Exact copies of the records below are needed, free of pictures.

→ App and web page records

= Beginning of Section =

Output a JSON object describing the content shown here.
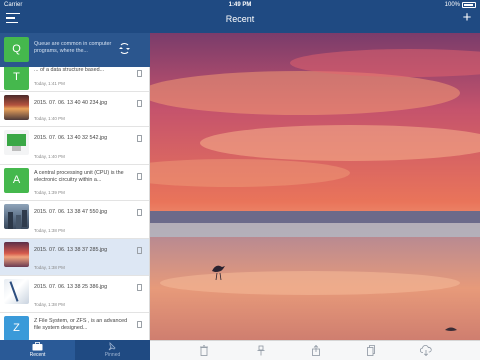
{
  "status_bar": {
    "carrier": "Carrier",
    "time": "1:49 PM",
    "battery": "100%"
  },
  "nav": {
    "title": "Recent"
  },
  "swipe_row": {
    "letter": "Q",
    "text": "Queue are common in computer programs, where the..."
  },
  "items": [
    {
      "kind": "letter",
      "letter": "T",
      "color": "#45b84d",
      "text": "... of a data structure based...",
      "date": "Today, 1:41 PM"
    },
    {
      "kind": "image",
      "thumb": "sunset1",
      "text": "2015. 07. 06. 13 40 40 234.jpg",
      "date": "Today, 1:40 PM"
    },
    {
      "kind": "image",
      "thumb": "screen",
      "text": "2015. 07. 06. 13 40 32 542.jpg",
      "date": "Today, 1:40 PM"
    },
    {
      "kind": "letter",
      "letter": "A",
      "color": "#45b84d",
      "text": "A central processing unit (CPU) is the electronic circuitry within a...",
      "date": "Today, 1:39 PM"
    },
    {
      "kind": "image",
      "thumb": "city",
      "text": "2015. 07. 06. 13 38 47 550.jpg",
      "date": "Today, 1:38 PM"
    },
    {
      "kind": "image",
      "thumb": "sunset2",
      "text": "2015. 07. 06. 13 38 37 285.jpg",
      "date": "Today, 1:38 PM",
      "selected": true
    },
    {
      "kind": "image",
      "thumb": "book",
      "text": "2015. 07. 06. 13 38 25 386.jpg",
      "date": "Today, 1:38 PM"
    },
    {
      "kind": "letter",
      "letter": "Z",
      "color": "#3a9ad9",
      "text": "Z File System, or ZFS , is an advanced file system designed...",
      "date": ""
    }
  ],
  "tabs": [
    {
      "label": "Recent",
      "active": true,
      "icon": "briefcase-icon"
    },
    {
      "label": "Pinned",
      "active": false,
      "icon": "pin-icon"
    }
  ],
  "toolbar_icons": [
    "trash-icon",
    "pin-icon",
    "share-icon",
    "copy-icon",
    "cloud-download-icon"
  ]
}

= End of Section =

→ EXERCISE RESULT
Output a JSON object describing the content shown here.
{
  "status_bar": {
    "carrier": "Carrier",
    "time": "1:49 PM",
    "battery": "100%"
  },
  "nav": {
    "title": "Recent"
  },
  "swipe_row": {
    "letter": "Q",
    "text": "Queue are common in computer programs, where the..."
  },
  "items": [
    {
      "kind": "letter",
      "letter": "T",
      "color": "#45b84d",
      "text": "... of a data structure based...",
      "date": "Today, 1:41 PM"
    },
    {
      "kind": "image",
      "thumb": "sunset1",
      "text": "2015. 07. 06. 13 40 40 234.jpg",
      "date": "Today, 1:40 PM"
    },
    {
      "kind": "image",
      "thumb": "screen",
      "text": "2015. 07. 06. 13 40 32 542.jpg",
      "date": "Today, 1:40 PM"
    },
    {
      "kind": "letter",
      "letter": "A",
      "color": "#45b84d",
      "text": "A central processing unit (CPU) is the electronic circuitry within a...",
      "date": "Today, 1:39 PM"
    },
    {
      "kind": "image",
      "thumb": "city",
      "text": "2015. 07. 06. 13 38 47 550.jpg",
      "date": "Today, 1:38 PM"
    },
    {
      "kind": "image",
      "thumb": "sunset2",
      "text": "2015. 07. 06. 13 38 37 285.jpg",
      "date": "Today, 1:38 PM",
      "selected": true
    },
    {
      "kind": "image",
      "thumb": "book",
      "text": "2015. 07. 06. 13 38 25 386.jpg",
      "date": "Today, 1:38 PM"
    },
    {
      "kind": "letter",
      "letter": "Z",
      "color": "#3a9ad9",
      "text": "Z File System, or ZFS , is an advanced file system designed...",
      "date": ""
    }
  ],
  "tabs": [
    {
      "label": "Recent",
      "active": true,
      "icon": "briefcase-icon"
    },
    {
      "label": "Pinned",
      "active": false,
      "icon": "pin-icon"
    }
  ],
  "toolbar_icons": [
    "trash-icon",
    "pin-icon",
    "share-icon",
    "copy-icon",
    "cloud-download-icon"
  ]
}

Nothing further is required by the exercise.